▸ **WHAT YOU WILL DO**
Among the records, which lines include "root"? List them.

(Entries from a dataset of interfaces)
++++++++++++++++++++

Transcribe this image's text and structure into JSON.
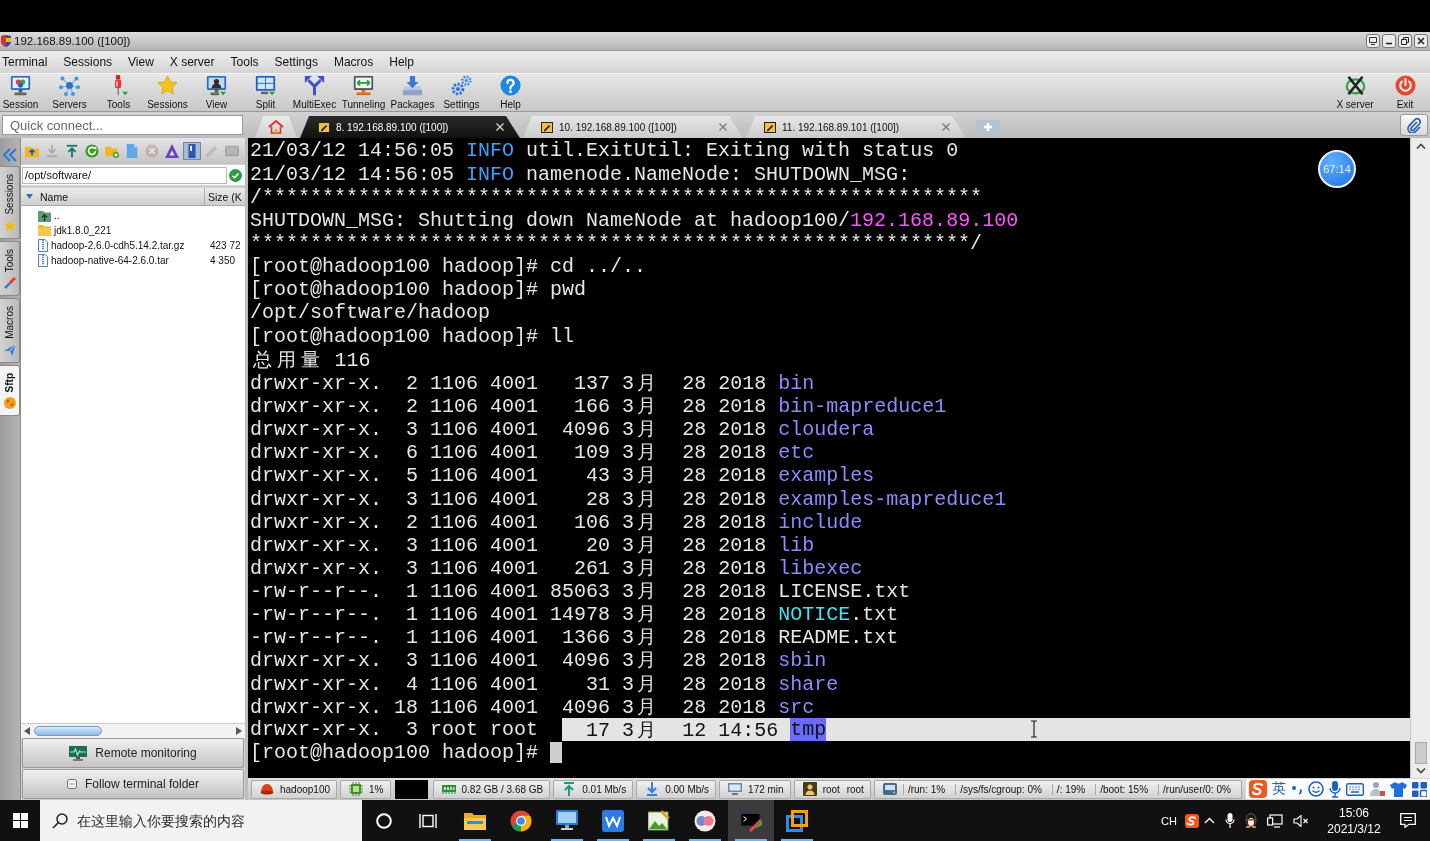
{
  "window": {
    "title": "192.168.89.100 ([100])"
  },
  "menu": [
    "Terminal",
    "Sessions",
    "View",
    "X server",
    "Tools",
    "Settings",
    "Macros",
    "Help"
  ],
  "toolbar": {
    "left": [
      "Session",
      "Servers",
      "Tools",
      "Sessions",
      "View",
      "Split",
      "MultiExec",
      "Tunneling",
      "Packages",
      "Settings",
      "Help"
    ],
    "right": [
      "X server",
      "Exit"
    ]
  },
  "quick_connect": {
    "placeholder": "Quick connect..."
  },
  "tabs": [
    {
      "label": "8. 192.168.89.100 ([100])",
      "selected": true
    },
    {
      "label": "10. 192.168.89.100 ([100])",
      "selected": false
    },
    {
      "label": "11. 192.168.89.101 ([100])",
      "selected": false
    }
  ],
  "side_tabs": [
    {
      "label": "Sessions",
      "selected": false
    },
    {
      "label": "Tools",
      "selected": false
    },
    {
      "label": "Macros",
      "selected": false
    },
    {
      "label": "Sftp",
      "selected": true
    }
  ],
  "sftp": {
    "toolbar": [
      {
        "disabled": false,
        "on": false
      },
      {
        "disabled": true,
        "on": false
      },
      {
        "disabled": false,
        "on": false
      },
      {
        "disabled": false,
        "on": false
      },
      {
        "disabled": false,
        "on": false
      },
      {
        "disabled": false,
        "on": false
      },
      {
        "disabled": true,
        "on": false
      },
      {
        "disabled": false,
        "on": false
      },
      {
        "disabled": false,
        "on": true
      },
      {
        "disabled": true,
        "on": false
      },
      {
        "disabled": true,
        "on": false
      }
    ],
    "path": "/opt/software/",
    "columns": [
      "Name",
      "Size (K"
    ],
    "rows": [
      {
        "kind": "parent",
        "name": ".."
      },
      {
        "kind": "folder",
        "name": "jdk1.8.0_221"
      },
      {
        "kind": "file",
        "name": "hadoop-2.6.0-cdh5.14.2.tar.gz",
        "size": "423 72"
      },
      {
        "kind": "file",
        "name": "hadoop-native-64-2.6.0.tar",
        "size": "4 350"
      }
    ],
    "remote_monitoring": "Remote monitoring",
    "follow_folder": {
      "label": "Follow terminal folder",
      "checked": false
    }
  },
  "terminal": {
    "lines": [
      {
        "segments": [
          {
            "text": "21/03/12 14:56:05 "
          },
          {
            "text": "INFO",
            "color": "#3aa2ff"
          },
          {
            "text": " util.ExitUtil: Exiting with status 0"
          }
        ]
      },
      {
        "segments": [
          {
            "text": "21/03/12 14:56:05 "
          },
          {
            "text": "INFO",
            "color": "#3aa2ff"
          },
          {
            "text": " namenode.NameNode: SHUTDOWN_MSG:"
          }
        ]
      },
      {
        "segments": [
          {
            "text": "/************************************************************"
          }
        ]
      },
      {
        "segments": [
          {
            "text": "SHUTDOWN_MSG: Shutting down NameNode at hadoop100/"
          },
          {
            "text": "192.168.89.100",
            "color": "#ff55ff"
          }
        ]
      },
      {
        "segments": [
          {
            "text": "************************************************************/"
          }
        ]
      },
      {
        "segments": [
          {
            "text": "[root@hadoop100 hadoop]# cd ../.."
          }
        ]
      },
      {
        "segments": [
          {
            "text": "[root@hadoop100 hadoop]# pwd"
          }
        ]
      },
      {
        "segments": [
          {
            "text": "/opt/software/hadoop"
          }
        ]
      },
      {
        "segments": [
          {
            "text": "[root@hadoop100 hadoop]# ll"
          }
        ]
      },
      {
        "segments": [
          {
            "text": "总用量 116"
          }
        ]
      },
      {
        "segments": [
          {
            "text": "drwxr-xr-x.  2 1106 4001   137 3月  28 2018 "
          },
          {
            "text": "bin",
            "color": "#8c8cff"
          }
        ]
      },
      {
        "segments": [
          {
            "text": "drwxr-xr-x.  2 1106 4001   166 3月  28 2018 "
          },
          {
            "text": "bin-mapreduce1",
            "color": "#8c8cff"
          }
        ]
      },
      {
        "segments": [
          {
            "text": "drwxr-xr-x.  3 1106 4001  4096 3月  28 2018 "
          },
          {
            "text": "cloudera",
            "color": "#8c8cff"
          }
        ]
      },
      {
        "segments": [
          {
            "text": "drwxr-xr-x.  6 1106 4001   109 3月  28 2018 "
          },
          {
            "text": "etc",
            "color": "#8c8cff"
          }
        ]
      },
      {
        "segments": [
          {
            "text": "drwxr-xr-x.  5 1106 4001    43 3月  28 2018 "
          },
          {
            "text": "examples",
            "color": "#8c8cff"
          }
        ]
      },
      {
        "segments": [
          {
            "text": "drwxr-xr-x.  3 1106 4001    28 3月  28 2018 "
          },
          {
            "text": "examples-mapreduce1",
            "color": "#8c8cff"
          }
        ]
      },
      {
        "segments": [
          {
            "text": "drwxr-xr-x.  2 1106 4001   106 3月  28 2018 "
          },
          {
            "text": "include",
            "color": "#8c8cff"
          }
        ]
      },
      {
        "segments": [
          {
            "text": "drwxr-xr-x.  3 1106 4001    20 3月  28 2018 "
          },
          {
            "text": "lib",
            "color": "#8c8cff"
          }
        ]
      },
      {
        "segments": [
          {
            "text": "drwxr-xr-x.  3 1106 4001   261 3月  28 2018 "
          },
          {
            "text": "libexec",
            "color": "#8c8cff"
          }
        ]
      },
      {
        "segments": [
          {
            "text": "-rw-r--r--.  1 1106 4001 85063 3月  28 2018 LICENSE.txt"
          }
        ]
      },
      {
        "segments": [
          {
            "text": "-rw-r--r--.  1 1106 4001 14978 3月  28 2018 "
          },
          {
            "text": "NOTICE",
            "color": "#3ee6f2"
          },
          {
            "text": ".txt"
          }
        ]
      },
      {
        "segments": [
          {
            "text": "-rw-r--r--.  1 1106 4001  1366 3月  28 2018 README.txt"
          }
        ]
      },
      {
        "segments": [
          {
            "text": "drwxr-xr-x.  3 1106 4001  4096 3月  28 2018 "
          },
          {
            "text": "sbin",
            "color": "#8c8cff"
          }
        ]
      },
      {
        "segments": [
          {
            "text": "drwxr-xr-x.  4 1106 4001    31 3月  28 2018 "
          },
          {
            "text": "share",
            "color": "#8c8cff"
          }
        ]
      },
      {
        "segments": [
          {
            "text": "drwxr-xr-x. 18 1106 4001  4096 3月  28 2018 "
          },
          {
            "text": "src",
            "color": "#8c8cff"
          }
        ]
      },
      {
        "segments": [
          {
            "text": "drwxr-xr-x.  3 root root  ",
            "selected": false
          },
          {
            "text": "  17 3月  12 14:56 ",
            "selected": true
          },
          {
            "text": "tmp",
            "color": "#6a6aff",
            "selected": true
          }
        ]
      }
    ],
    "prompt": {
      "text": "[root@hadoop100 hadoop]#",
      "cursor": true
    },
    "timer_badge": "67:14"
  },
  "status_bar": {
    "items": [
      "hadoop100",
      "1%",
      "0.82 GB / 3.68 GB",
      "0.01 Mb/s",
      "0.00 Mb/s",
      "172 min",
      "root root"
    ],
    "disks": [
      "/run: 1%",
      "/sys/fs/cgroup: 0%",
      "/: 19%",
      "/boot: 15%",
      "/run/user/0: 0%"
    ],
    "ime_mode": "英"
  },
  "taskbar": {
    "search_placeholder": "在这里输入你要搜索的内容",
    "apps": [
      {
        "running": true,
        "selected": false
      },
      {
        "running": false,
        "selected": false
      },
      {
        "running": true,
        "selected": false
      },
      {
        "running": true,
        "selected": false
      },
      {
        "running": true,
        "selected": false
      },
      {
        "running": true,
        "selected": false
      },
      {
        "running": true,
        "selected": true
      },
      {
        "running": true,
        "selected": false
      }
    ],
    "language": "CH",
    "time": "15:06",
    "date": "2021/3/12"
  }
}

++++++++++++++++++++

▸ **TASK ANSWER**
            "text": "[root@hadoop100 hadoop]# cd ../.."
            "text": "[root@hadoop100 hadoop]# pwd"
            "text": "[root@hadoop100 hadoop]# ll"
            "text": "drwxr-xr-x.  3 root root  ",
      "text": "[root@hadoop100 hadoop]#",
      "root root"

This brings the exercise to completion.